[ad#Link share in post google replacement]Now, for those of you who have never seen a picture of me, let me describe myself so you can understand what I am about to write.
I’m a not so tall white guy. I have brown hair, blue eyes with epicanthic folds (probably due to a bit of Native American blood) and most people guess that I’m around 28-30 years old even though I’m actually 38 years old. I’ve got a wrestlers build and even though I haven’t been doing any regular exercise, my biceps look bigger than they should. I’ve got a bit of a belly no matter what I do (even after Marine Corps Boot Camp when I was 18) and while I don’t see it when I look in the mirror, I guess I must be a little handsome or if I’m not, my personality makes me at least a little attractive.
What I’m trying to say with all of that is that I am basically a white guy. So, I don’t want anyone to think that I’m writing this from any other perspective. In the good old USMC one of my nicknames was zebra because all my dark green friends (that would be black but a Marine is always green) said that I was white but I had black parts (um-hmm I don’t think they were talking about that part).
Now I’ve just come from living in North Africa where my wife is from and she and every other Moroccan it seems, do their best to lighten their skin. I had to throw out the skin lightening cream and assure her that I prefer her skin to be dark and that gets us into the meat of what this post is about. I’m amazed at the strange associations people have with black folks all over the world.
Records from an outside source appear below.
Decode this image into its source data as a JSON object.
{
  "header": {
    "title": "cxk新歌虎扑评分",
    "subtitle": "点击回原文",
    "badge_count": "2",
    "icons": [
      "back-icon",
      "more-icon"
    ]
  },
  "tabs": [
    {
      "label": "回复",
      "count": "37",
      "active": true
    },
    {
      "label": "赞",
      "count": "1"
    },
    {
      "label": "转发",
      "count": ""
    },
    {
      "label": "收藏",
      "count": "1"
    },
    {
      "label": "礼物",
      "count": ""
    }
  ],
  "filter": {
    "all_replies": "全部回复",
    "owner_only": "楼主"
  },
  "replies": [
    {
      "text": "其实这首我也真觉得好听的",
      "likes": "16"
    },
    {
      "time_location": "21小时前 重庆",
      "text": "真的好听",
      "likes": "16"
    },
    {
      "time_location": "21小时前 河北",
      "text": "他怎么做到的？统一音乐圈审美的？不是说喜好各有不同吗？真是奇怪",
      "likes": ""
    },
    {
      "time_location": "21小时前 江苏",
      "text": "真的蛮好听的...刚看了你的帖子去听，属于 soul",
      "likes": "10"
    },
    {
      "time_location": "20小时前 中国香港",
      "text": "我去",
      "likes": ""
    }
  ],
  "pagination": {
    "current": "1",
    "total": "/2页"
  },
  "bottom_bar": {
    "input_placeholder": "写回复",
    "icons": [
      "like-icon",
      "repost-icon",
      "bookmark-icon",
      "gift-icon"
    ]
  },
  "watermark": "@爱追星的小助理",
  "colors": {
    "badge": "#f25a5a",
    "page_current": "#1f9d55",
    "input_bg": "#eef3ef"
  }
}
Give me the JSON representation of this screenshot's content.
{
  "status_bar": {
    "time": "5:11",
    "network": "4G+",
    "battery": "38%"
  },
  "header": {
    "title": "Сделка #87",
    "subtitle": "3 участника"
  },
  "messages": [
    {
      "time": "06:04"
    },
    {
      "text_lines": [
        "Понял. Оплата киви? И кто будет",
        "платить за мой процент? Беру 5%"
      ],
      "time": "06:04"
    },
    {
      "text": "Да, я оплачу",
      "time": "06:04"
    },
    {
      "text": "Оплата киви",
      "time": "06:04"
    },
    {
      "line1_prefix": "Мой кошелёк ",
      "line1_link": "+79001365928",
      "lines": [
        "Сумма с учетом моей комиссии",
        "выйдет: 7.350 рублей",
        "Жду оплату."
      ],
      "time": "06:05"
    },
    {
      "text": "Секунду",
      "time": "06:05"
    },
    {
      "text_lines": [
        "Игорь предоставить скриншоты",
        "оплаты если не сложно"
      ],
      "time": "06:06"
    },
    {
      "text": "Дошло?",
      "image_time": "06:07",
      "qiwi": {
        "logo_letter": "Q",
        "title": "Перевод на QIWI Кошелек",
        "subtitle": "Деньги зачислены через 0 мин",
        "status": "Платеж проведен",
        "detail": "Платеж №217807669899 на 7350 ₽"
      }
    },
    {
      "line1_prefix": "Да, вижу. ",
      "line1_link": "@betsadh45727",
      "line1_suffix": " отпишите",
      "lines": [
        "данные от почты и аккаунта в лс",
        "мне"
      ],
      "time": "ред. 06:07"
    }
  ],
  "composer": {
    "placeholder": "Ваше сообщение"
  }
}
For instance, in Morocco people commonly think that it is a shame to be black. Black people are called Africans despite the fact that everyone living in Africa is really an African. My wife used to actually get mad at me when I would say she was an African! But I can tell you for sure, she is past it (and the skin lightening creams) now.
In Morocco, I had a number of students that referred to people from Senegal as African-Americans! A dim witted US teacher had told them that it was the right thing to call black people. I explained the difference and a little bit of geography.
One thing they didn’t call black people in North Africa was niggers, but upon coming to Turkey, I was incredibly surprised to find that Turkish people (like Germans and Spanish) commonly refer to black people as niggers. This, to me, is shocking and offensive but of course upon asking, it turns out that it is simply referring to black people by a term they know and not using a totally offensive hate filled word. Still, I’m telling my students that a better term is black.
The funny thing is that they have almost no notions of black people at all besides what they see on TV since in Turkey it is quite rare to see a black person at all (in my experience). This is different from Morocco where black people are seen the way American’s see Latinos from south of the border. They see them as poor illegal immigrants trying to escape to a better life.
There isn’t really a point to this post. It’s simply that as an American, I find all of this a bit odd. To me, black people are simply people even if the Marines made me say they were dark green.